(Data supplied begins)

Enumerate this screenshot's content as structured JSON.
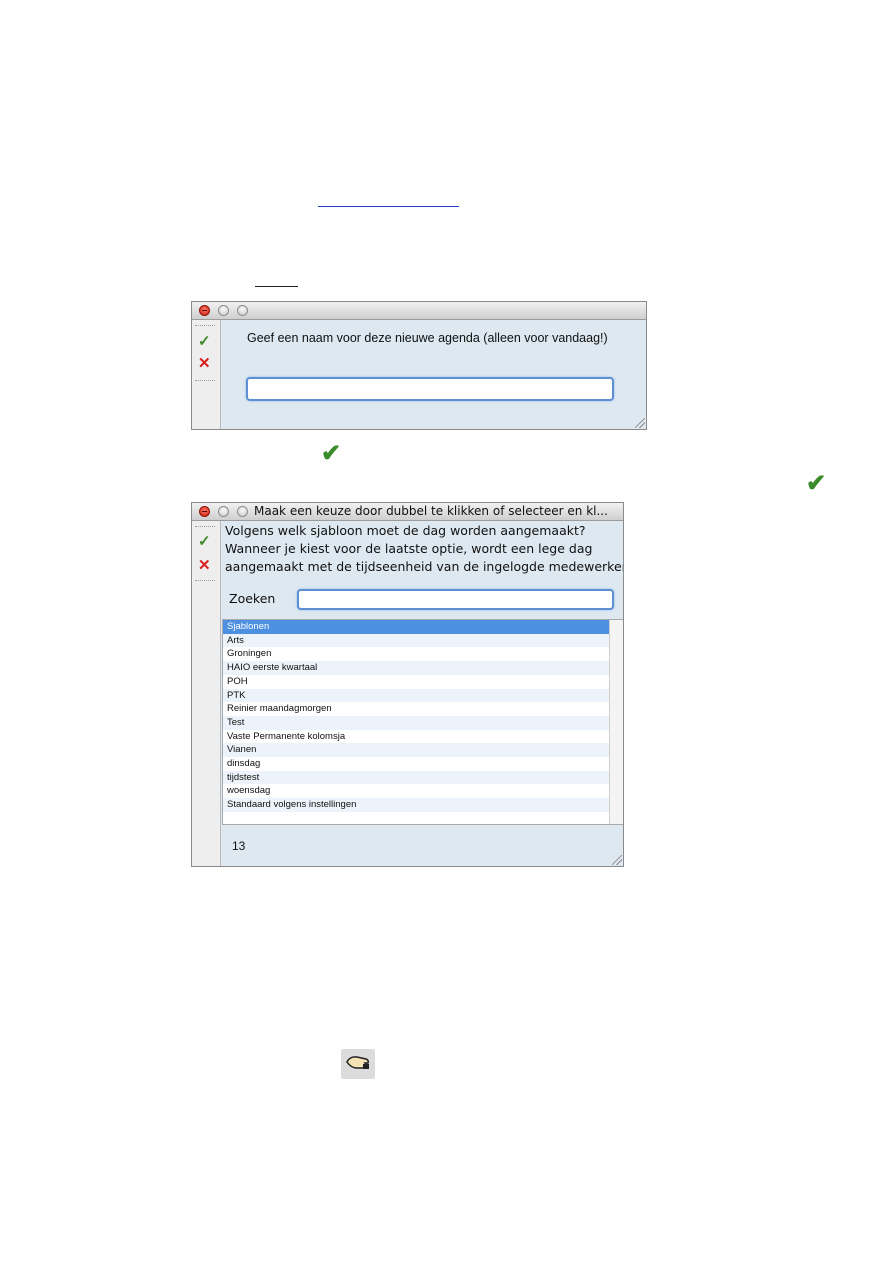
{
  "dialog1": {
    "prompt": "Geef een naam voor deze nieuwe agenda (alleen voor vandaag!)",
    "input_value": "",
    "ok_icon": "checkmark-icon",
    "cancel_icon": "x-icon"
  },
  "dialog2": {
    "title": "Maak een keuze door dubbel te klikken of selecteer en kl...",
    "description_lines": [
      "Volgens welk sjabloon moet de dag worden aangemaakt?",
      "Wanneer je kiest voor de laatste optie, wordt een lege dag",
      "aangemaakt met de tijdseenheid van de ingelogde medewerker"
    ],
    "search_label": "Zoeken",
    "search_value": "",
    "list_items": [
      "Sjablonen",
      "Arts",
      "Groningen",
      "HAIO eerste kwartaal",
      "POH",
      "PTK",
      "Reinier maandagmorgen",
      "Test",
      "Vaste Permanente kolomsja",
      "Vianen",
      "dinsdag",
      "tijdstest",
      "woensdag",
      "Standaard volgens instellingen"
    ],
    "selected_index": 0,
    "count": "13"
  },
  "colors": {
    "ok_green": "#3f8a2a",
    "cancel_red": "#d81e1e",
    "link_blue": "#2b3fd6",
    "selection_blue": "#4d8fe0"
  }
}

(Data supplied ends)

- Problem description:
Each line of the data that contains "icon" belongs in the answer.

- Response area:
    "ok_icon": "checkmark-icon",
    "cancel_icon": "x-icon"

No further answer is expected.